When the young patient arrived at Johns Hopkins’ neurocritical care unit, his case was a medical mystery. Immunosuppressed while undergoing cancer treatment, he began having neurological symptoms. An MRI showed a lesion in his brainstem, and visual inspection of his cerebrospinal fluid suggested the presence of mold — factors that his early providers first attributed to a fungal brain infection.
But Johns Hopkins neurologist Carlos Pardo-Villamizar wasn’t convinced. “Fungal brain infections are not easy to diagnose with MRI,” he says.
In the past, correctly identifying this patient’s infection might have involved a long period of trial and error, administering a series of increasingly invasive tests and trials of antifungals, antibiotics and other drugs — and losing precious time while his health hung in the balance.
But the patient avoided this path thanks to the use of a new diagnostic tool developed at Johns Hopkins: next-generation sequencing that can identify intruders in the central nervous system, helping doctors accurately diagnose infections. It showed he was infected with Toxoplasmosis gondii — placing him quickly on the path to curative treatment.
Pardo-Villamizar and colleagues Trish Simner, director of the bacteriology and parasitology sections of the Medical Microbiology Laboratory, and Steven Salzberg, director of the Johns Hopkins University Center for Computational Biology, published their first paper describing this technique in 2016, with collaborators from the Institute for Computational Medicine and Johns Hopkins’ Division of Medical Microbiology.
Sequencing DNA isolated from brain biopsies and analyzing it using data from libraries of known sequences, they showed then that it’s possible to separate the tiny fraction of DNA from pathogenic organisms from the brain’s innate DNA and that of its typical biota. These findings point neurologists toward the most likely culprits in an infection, greatly hastening accurate diagnosis.

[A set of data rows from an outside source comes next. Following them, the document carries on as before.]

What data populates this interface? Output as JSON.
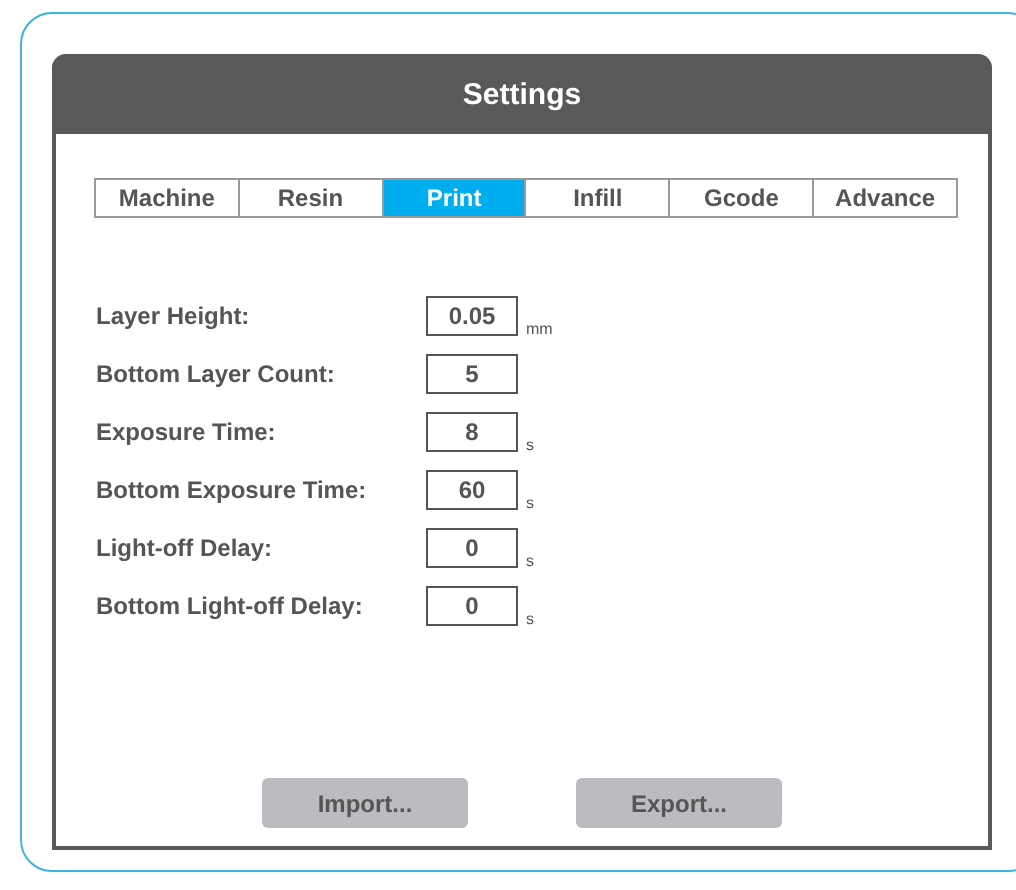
{
  "window": {
    "title": "Settings"
  },
  "tabs": [
    {
      "label": "Machine",
      "selected": false
    },
    {
      "label": "Resin",
      "selected": false
    },
    {
      "label": "Print",
      "selected": true
    },
    {
      "label": "Infill",
      "selected": false
    },
    {
      "label": "Gcode",
      "selected": false
    },
    {
      "label": "Advance",
      "selected": false
    }
  ],
  "fields": [
    {
      "label": "Layer Height:",
      "value": "0.05",
      "unit": "mm"
    },
    {
      "label": "Bottom Layer Count:",
      "value": "5"
    },
    {
      "label": "Exposure Time:",
      "value": "8",
      "unit": "s"
    },
    {
      "label": "Bottom Exposure Time:",
      "value": "60",
      "unit": "s"
    },
    {
      "label": "Light-off Delay:",
      "value": "0",
      "unit": "s"
    },
    {
      "label": "Bottom Light-off Delay:",
      "value": "0",
      "unit": "s"
    }
  ],
  "buttons": [
    "Import...",
    "Export..."
  ]
}
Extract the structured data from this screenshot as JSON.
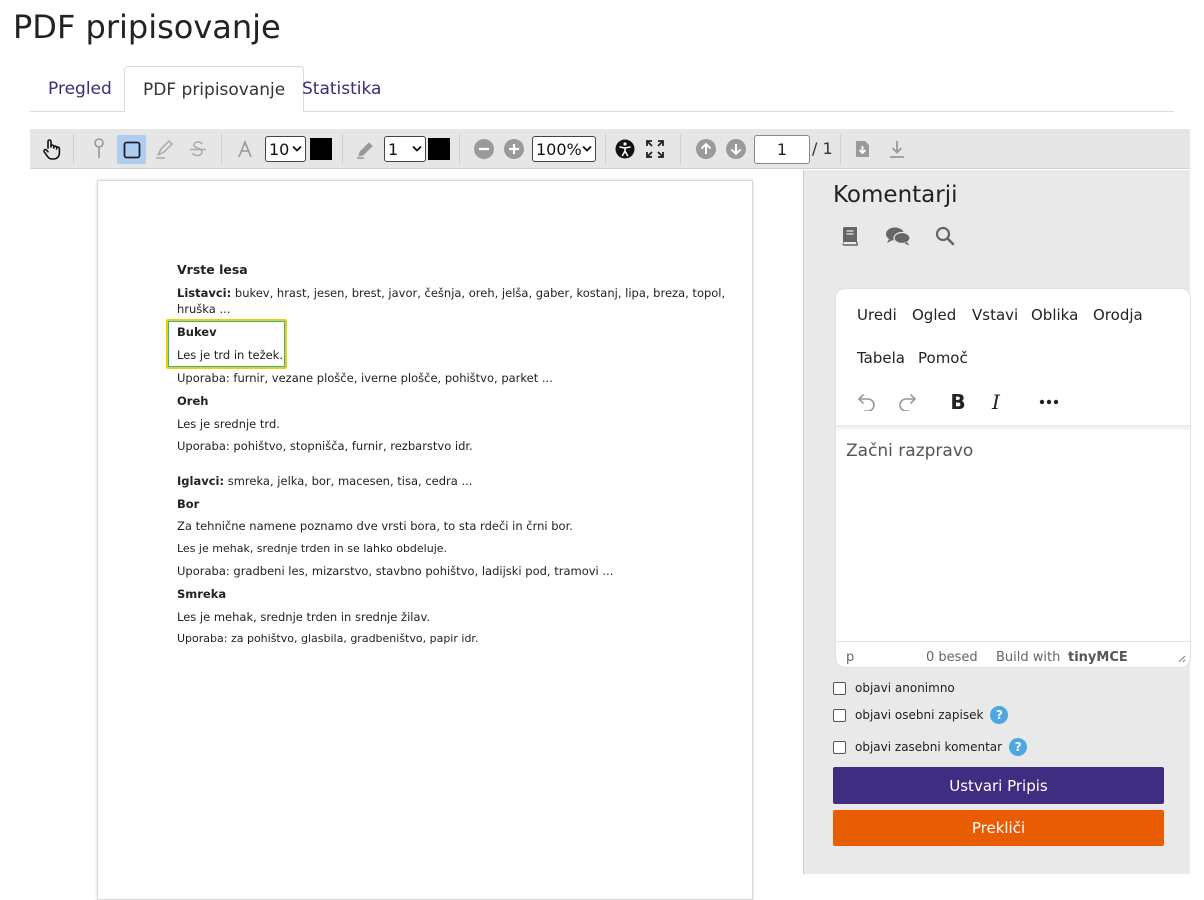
{
  "page": {
    "title": "PDF pripisovanje"
  },
  "tabs": [
    {
      "label": "Pregled"
    },
    {
      "label": "PDF pripisovanje"
    },
    {
      "label": "Statistika"
    }
  ],
  "toolbar": {
    "font_size": "10",
    "line_width": "1",
    "zoom": "100%",
    "page_current": "1",
    "page_total": "/ 1",
    "swatch_color": "#000000"
  },
  "document": {
    "title": "Vrste lesa",
    "listavci_label": "Listavci:",
    "listavci_text": " bukev, hrast, jesen, brest, javor, češnja, oreh, jelša, gaber, kostanj, lipa, breza, topol,",
    "listavci_text2": "hruška ...",
    "bukev_title": "Bukev",
    "bukev_line1": "Les je trd in težek.",
    "bukev_line2": "Uporaba: furnir, vezane plošče, iverne plošče, pohištvo, parket ...",
    "oreh_title": "Oreh",
    "oreh_line1": "Les je srednje trd.",
    "oreh_line2": "Uporaba: pohištvo, stopnišča, furnir, rezbarstvo idr.",
    "iglavci_label": "Iglavci:",
    "iglavci_text": " smreka, jelka, bor, macesen, tisa, cedra ...",
    "bor_title": "Bor",
    "bor_line1": "Za tehnične namene poznamo dve vrsti bora, to sta rdeči in črni bor.",
    "bor_line2": "Les je mehak, srednje trden in se lahko obdeluje.",
    "bor_line3": "Uporaba: gradbeni les, mizarstvo, stavbno pohištvo, ladijski pod, tramovi ...",
    "smreka_title": "Smreka",
    "smreka_line1": "Les je mehak, srednje trden in srednje žilav.",
    "smreka_line2": "Uporaba: za pohištvo, glasbila, gradbeništvo, papir idr."
  },
  "sidebar": {
    "title": "Komentarji",
    "editor": {
      "menu": [
        "Uredi",
        "Ogled",
        "Vstavi",
        "Oblika",
        "Orodja",
        "Tabela",
        "Pomoč"
      ],
      "bold_label": "B",
      "italic_label": "I",
      "placeholder": "Začni razpravo",
      "status_path": "p",
      "word_count": "0 besed",
      "branding": "Build with",
      "branding_brand": "tinyMCE"
    },
    "options": [
      {
        "label": "objavi anonimno",
        "help": false
      },
      {
        "label": "objavi osebni zapisek",
        "help": true
      },
      {
        "label": "objavi zasebni komentar",
        "help": true
      }
    ],
    "help_glyph": "?",
    "submit_label": "Ustvari Pripis",
    "cancel_label": "Prekliči"
  },
  "colors": {
    "accent": "#3e2d80",
    "cancel": "#e85d04",
    "help": "#4ba8e0",
    "tab_link": "#3c2b7b"
  }
}
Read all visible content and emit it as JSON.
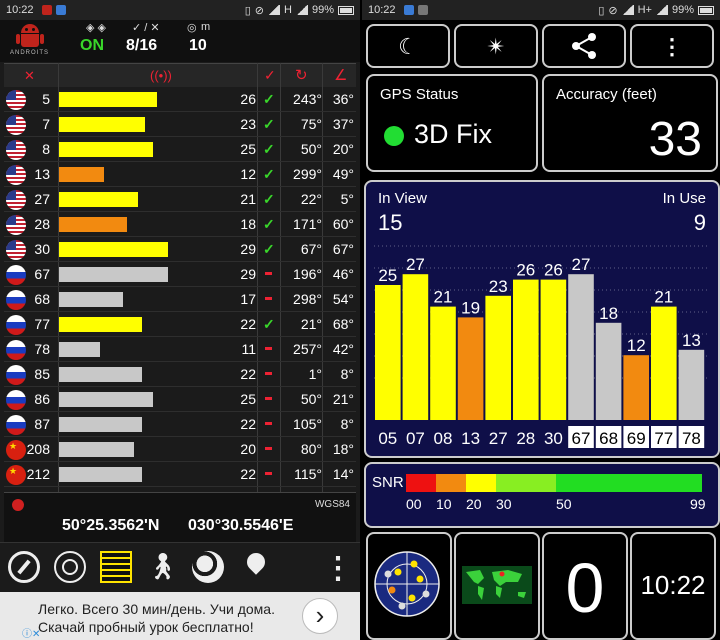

In 2018, the researchers showed this technique could be used for cerebrospinal fluid, helping patients avoid more risky brain biopsies. Two years later, they validated it for clinical use — showing high sensitivity and specificity — and have been applying it since for their most puzzling cases.
Compared with more traditional diagnostics, the approach is significantly faster, returning a list of candidate pathogens within two to three days, Pardo-Villamizar says. And although the cost is relatively high per patient — around $1,700 — this number is far lower than the cost to hospitalize patients for weeks as their undiagnosed conditions worsen. As the cost of sequencing continues to decline, he adds, so will the expense of this diagnostic technique.
“We are becoming more and more adept at speeding diagnosis for the most complex and mysterious brain infections,” Pardo-Villamizar says.